■ Exercise brief ■
How many lines of the listing below hold the word "plot"? Answer with the number alone.

■ Exercise material ■
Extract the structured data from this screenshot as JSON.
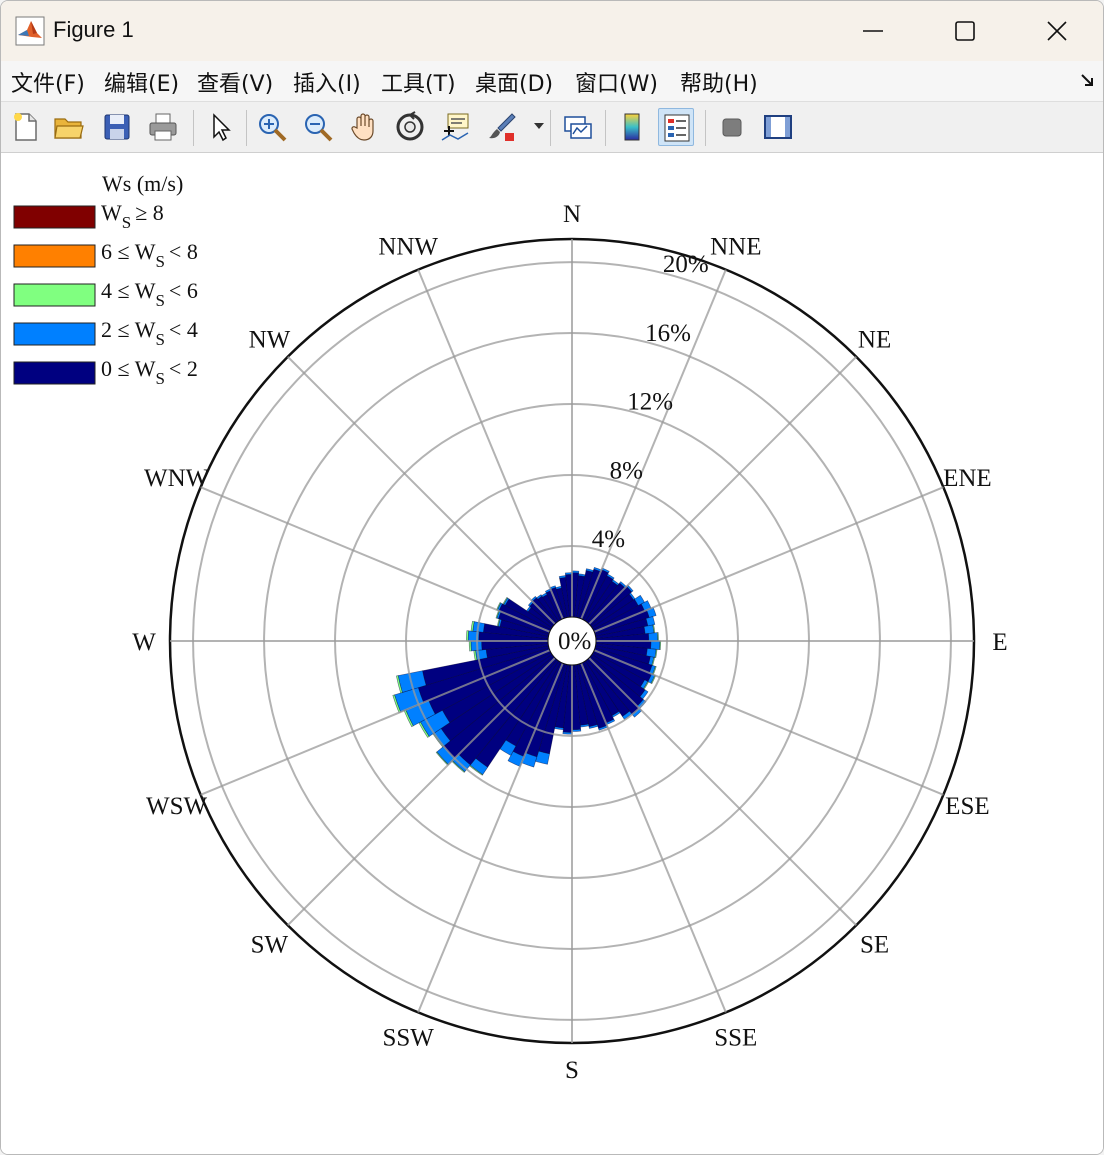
{
  "window": {
    "title": "Figure 1"
  },
  "menu": [
    {
      "label": "文件(F)",
      "name": "menu-file"
    },
    {
      "label": "编辑(E)",
      "name": "menu-edit"
    },
    {
      "label": "查看(V)",
      "name": "menu-view"
    },
    {
      "label": "插入(I)",
      "name": "menu-insert"
    },
    {
      "label": "工具(T)",
      "name": "menu-tools"
    },
    {
      "label": "桌面(D)",
      "name": "menu-desktop"
    },
    {
      "label": "窗口(W)",
      "name": "menu-window"
    },
    {
      "label": "帮助(H)",
      "name": "menu-help"
    }
  ],
  "toolbar": [
    {
      "icon": "new-figure-icon"
    },
    {
      "icon": "open-file-icon"
    },
    {
      "icon": "save-icon"
    },
    {
      "icon": "print-icon"
    },
    {
      "icon": "pointer-icon"
    },
    {
      "icon": "zoom-in-icon"
    },
    {
      "icon": "zoom-out-icon"
    },
    {
      "icon": "pan-hand-icon"
    },
    {
      "icon": "rotate-3d-icon"
    },
    {
      "icon": "data-cursor-icon"
    },
    {
      "icon": "brush-icon"
    },
    {
      "icon": "link-plot-icon"
    },
    {
      "icon": "colorbar-icon"
    },
    {
      "icon": "legend-icon"
    },
    {
      "icon": "hide-plot-tools-icon"
    },
    {
      "icon": "show-plot-tools-icon"
    }
  ],
  "chart_data": {
    "type": "windrose",
    "directions": [
      "N",
      "NNE",
      "NE",
      "ENE",
      "E",
      "ESE",
      "SE",
      "SSE",
      "S",
      "SSW",
      "SW",
      "WSW",
      "W",
      "WNW",
      "NW",
      "NNW"
    ],
    "sector_centers_deg": [
      0,
      22.5,
      45,
      67.5,
      90,
      112.5,
      135,
      157.5,
      180,
      202.5,
      225,
      247.5,
      270,
      292.5,
      315,
      337.5
    ],
    "rings": [
      0,
      4,
      8,
      12,
      16,
      20
    ],
    "ring_labels": [
      "0%",
      "4%",
      "8%",
      "12%",
      "16%",
      "20%"
    ],
    "r_max": 21.3,
    "legend_title": "Ws (m/s)",
    "series": [
      {
        "name": "0 ≤ WS < 2",
        "color": "#000080",
        "values": [
          2.5,
          3.0,
          3.0,
          3.2,
          3.1,
          3.5,
          4.0,
          3.8,
          3.8,
          5.7,
          8.0,
          7.7,
          3.9,
          3.1,
          1.8,
          1.8
        ]
      },
      {
        "name": "2 ≤ WS < 4",
        "color": "#0080ff",
        "values": [
          0.1,
          0.1,
          0.1,
          0.4,
          0.5,
          0.2,
          0.2,
          0.1,
          0.1,
          0.6,
          0.5,
          1.4,
          0.6,
          0.1,
          0.1,
          0.1
        ]
      },
      {
        "name": "4 ≤ WS < 6",
        "color": "#80ff80",
        "values": [
          0,
          0,
          0,
          0,
          0.05,
          0.05,
          0,
          0,
          0,
          0,
          0.05,
          0.1,
          0.1,
          0.05,
          0,
          0
        ]
      },
      {
        "name": "6 ≤ WS < 8",
        "color": "#ff8000",
        "values": [
          0,
          0,
          0,
          0,
          0,
          0,
          0,
          0,
          0,
          0,
          0,
          0,
          0,
          0,
          0,
          0
        ]
      },
      {
        "name": "WS ≥ 8",
        "color": "#800000",
        "values": [
          0,
          0,
          0,
          0,
          0,
          0,
          0,
          0,
          0,
          0,
          0,
          0,
          0,
          0,
          0,
          0
        ]
      }
    ],
    "legend": [
      {
        "color": "#800000",
        "base": "W",
        "sub": "S",
        "rel": "≥ 8",
        "pre": ""
      },
      {
        "color": "#ff8000",
        "base": "W",
        "sub": "S",
        "rel": "< 8",
        "pre": "6 ≤ "
      },
      {
        "color": "#80ff80",
        "base": "W",
        "sub": "S",
        "rel": "< 6",
        "pre": "4 ≤ "
      },
      {
        "color": "#0080ff",
        "base": "W",
        "sub": "S",
        "rel": "< 4",
        "pre": "2 ≤ "
      },
      {
        "color": "#000080",
        "base": "W",
        "sub": "S",
        "rel": "< 2",
        "pre": "0 ≤ "
      }
    ]
  }
}
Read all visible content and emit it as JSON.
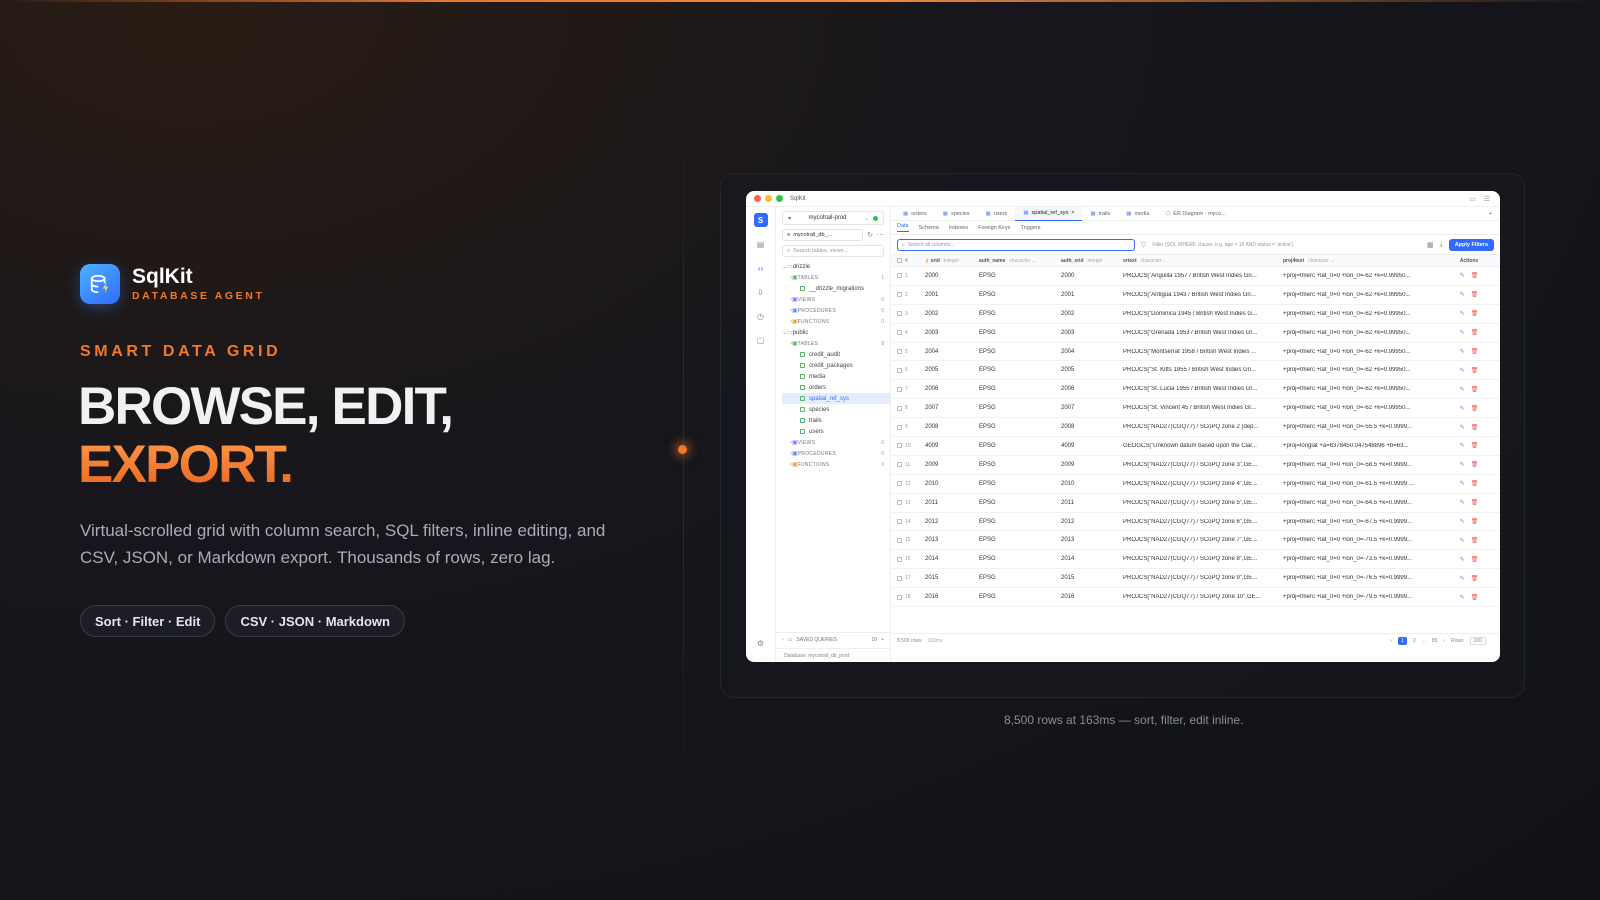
{
  "brand": {
    "name": "SqlKit",
    "subtitle": "DATABASE AGENT"
  },
  "eyebrow": "SMART DATA GRID",
  "headline": {
    "line1": "BROWSE, EDIT,",
    "line2": "EXPORT."
  },
  "description": "Virtual-scrolled grid with column search, SQL filters, inline editing, and CSV, JSON, or Markdown export. Thousands of rows, zero lag.",
  "pills": [
    "Sort · Filter · Edit",
    "CSV · JSON · Markdown"
  ],
  "caption": "8,500 rows at 163ms — sort, filter, edit inline.",
  "app": {
    "title": "SqlKit",
    "connection": "mycotrail-prod",
    "database": "mycotrail_db_...",
    "sidebar_search_placeholder": "Search tables, views...",
    "tree": [
      {
        "type": "schema",
        "label": "drizzle"
      },
      {
        "type": "cat",
        "label": "TABLES",
        "count": "1"
      },
      {
        "type": "table",
        "label": "__drizzle_migrations"
      },
      {
        "type": "cat",
        "label": "VIEWS",
        "count": "0"
      },
      {
        "type": "cat",
        "label": "PROCEDURES",
        "count": "0"
      },
      {
        "type": "cat",
        "label": "FUNCTIONS",
        "count": "0"
      },
      {
        "type": "schema",
        "label": "public"
      },
      {
        "type": "cat",
        "label": "TABLES",
        "count": "8"
      },
      {
        "type": "table",
        "label": "credit_audit"
      },
      {
        "type": "table",
        "label": "credit_packages"
      },
      {
        "type": "table",
        "label": "media"
      },
      {
        "type": "table",
        "label": "orders"
      },
      {
        "type": "table",
        "label": "spatial_ref_sys",
        "selected": true
      },
      {
        "type": "table",
        "label": "species"
      },
      {
        "type": "table",
        "label": "trails"
      },
      {
        "type": "table",
        "label": "users"
      },
      {
        "type": "cat",
        "label": "VIEWS",
        "count": "0"
      },
      {
        "type": "cat",
        "label": "PROCEDURES",
        "count": "0"
      },
      {
        "type": "cat",
        "label": "FUNCTIONS",
        "count": "0"
      }
    ],
    "saved_queries": {
      "label": "SAVED QUERIES",
      "count": "10"
    },
    "statusbar": "Database: mycotrail_db_prod",
    "tabs": [
      "orders",
      "species",
      "users",
      "spatial_ref_sys",
      "trails",
      "media",
      "ER Diagram - myco..."
    ],
    "active_tab": "spatial_ref_sys",
    "subtabs": [
      "Data",
      "Schema",
      "Indexes",
      "Foreign Keys",
      "Triggers"
    ],
    "search_placeholder": "Search all columns...",
    "filter_placeholder": "Filter (SQL WHERE clause, e.g. age > 18 AND status = 'active')",
    "apply_label": "Apply Filters",
    "columns": [
      {
        "name": "#",
        "type": ""
      },
      {
        "name": "srid",
        "type": "integer"
      },
      {
        "name": "auth_name",
        "type": "character ..."
      },
      {
        "name": "auth_srid",
        "type": "integer"
      },
      {
        "name": "srtext",
        "type": "character ..."
      },
      {
        "name": "proj4text",
        "type": "character ..."
      },
      {
        "name": "Actions",
        "type": ""
      }
    ],
    "rows": [
      [
        "1",
        "2000",
        "EPSG",
        "2000",
        "PROJCS[\"Anguilla 1957 / British West Indies Gri...",
        "+proj=tmerc +lat_0=0 +lon_0=-62 +k=0.99950..."
      ],
      [
        "2",
        "2001",
        "EPSG",
        "2001",
        "PROJCS[\"Antigua 1943 / British West Indies Gri...",
        "+proj=tmerc +lat_0=0 +lon_0=-62 +k=0.99950..."
      ],
      [
        "3",
        "2002",
        "EPSG",
        "2002",
        "PROJCS[\"Dominica 1945 / British West Indies G...",
        "+proj=tmerc +lat_0=0 +lon_0=-62 +k=0.99950..."
      ],
      [
        "4",
        "2003",
        "EPSG",
        "2003",
        "PROJCS[\"Grenada 1953 / British West Indies Gr...",
        "+proj=tmerc +lat_0=0 +lon_0=-62 +k=0.99950..."
      ],
      [
        "5",
        "2004",
        "EPSG",
        "2004",
        "PROJCS[\"Montserrat 1958 / British West Indies ...",
        "+proj=tmerc +lat_0=0 +lon_0=-62 +k=0.99950..."
      ],
      [
        "6",
        "2005",
        "EPSG",
        "2005",
        "PROJCS[\"St. Kitts 1955 / British West Indies Gri...",
        "+proj=tmerc +lat_0=0 +lon_0=-62 +k=0.99950..."
      ],
      [
        "7",
        "2006",
        "EPSG",
        "2006",
        "PROJCS[\"St. Lucia 1955 / British West Indies Gr...",
        "+proj=tmerc +lat_0=0 +lon_0=-62 +k=0.99950..."
      ],
      [
        "8",
        "2007",
        "EPSG",
        "2007",
        "PROJCS[\"St. Vincent 45 / British West Indies Gr...",
        "+proj=tmerc +lat_0=0 +lon_0=-62 +k=0.99950..."
      ],
      [
        "9",
        "2008",
        "EPSG",
        "2008",
        "PROJCS[\"NAD27(CGQ77) / SCoPQ zone 2 (dep...",
        "+proj=tmerc +lat_0=0 +lon_0=-55.5 +k=0.9999..."
      ],
      [
        "10",
        "4009",
        "EPSG",
        "4009",
        "GEOGCS[\"Unknown datum based upon the Clar...",
        "+proj=longlat +a=6378450.047548896 +b=63..."
      ],
      [
        "11",
        "2009",
        "EPSG",
        "2009",
        "PROJCS[\"NAD27(CGQ77) / SCoPQ zone 3\",GE...",
        "+proj=tmerc +lat_0=0 +lon_0=-58.5 +k=0.9999..."
      ],
      [
        "12",
        "2010",
        "EPSG",
        "2010",
        "PROJCS[\"NAD27(CGQ77) / SCoPQ zone 4\",GE...",
        "+proj=tmerc +lat_0=0 +lon_0=-61.5 +k=0.9999 ..."
      ],
      [
        "13",
        "2011",
        "EPSG",
        "2011",
        "PROJCS[\"NAD27(CGQ77) / SCoPQ zone 5\",GE...",
        "+proj=tmerc +lat_0=0 +lon_0=-64.5 +k=0.9999..."
      ],
      [
        "14",
        "2012",
        "EPSG",
        "2012",
        "PROJCS[\"NAD27(CGQ77) / SCoPQ zone 6\",GE...",
        "+proj=tmerc +lat_0=0 +lon_0=-67.5 +k=0.9999..."
      ],
      [
        "15",
        "2013",
        "EPSG",
        "2013",
        "PROJCS[\"NAD27(CGQ77) / SCoPQ zone 7\",GE...",
        "+proj=tmerc +lat_0=0 +lon_0=-70.5 +k=0.9999..."
      ],
      [
        "16",
        "2014",
        "EPSG",
        "2014",
        "PROJCS[\"NAD27(CGQ77) / SCoPQ zone 8\",GE...",
        "+proj=tmerc +lat_0=0 +lon_0=-73.5 +k=0.9999..."
      ],
      [
        "17",
        "2015",
        "EPSG",
        "2015",
        "PROJCS[\"NAD27(CGQ77) / SCoPQ zone 9\",GE...",
        "+proj=tmerc +lat_0=0 +lon_0=-76.5 +k=0.9999..."
      ],
      [
        "18",
        "2016",
        "EPSG",
        "2016",
        "PROJCS[\"NAD27(CGQ77) / SCoPQ zone 10\",GE...",
        "+proj=tmerc +lat_0=0 +lon_0=-79.5 +k=0.9999..."
      ]
    ],
    "pager": {
      "rows": "8,500 rows",
      "time": "163ms",
      "pages": [
        "1",
        "2",
        "...",
        "85"
      ],
      "rows_label": "Rows",
      "page_size": "100"
    }
  },
  "colors": {
    "accent": "#f07a2a",
    "blue": "#2f6bff"
  }
}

■ Answer below ■
3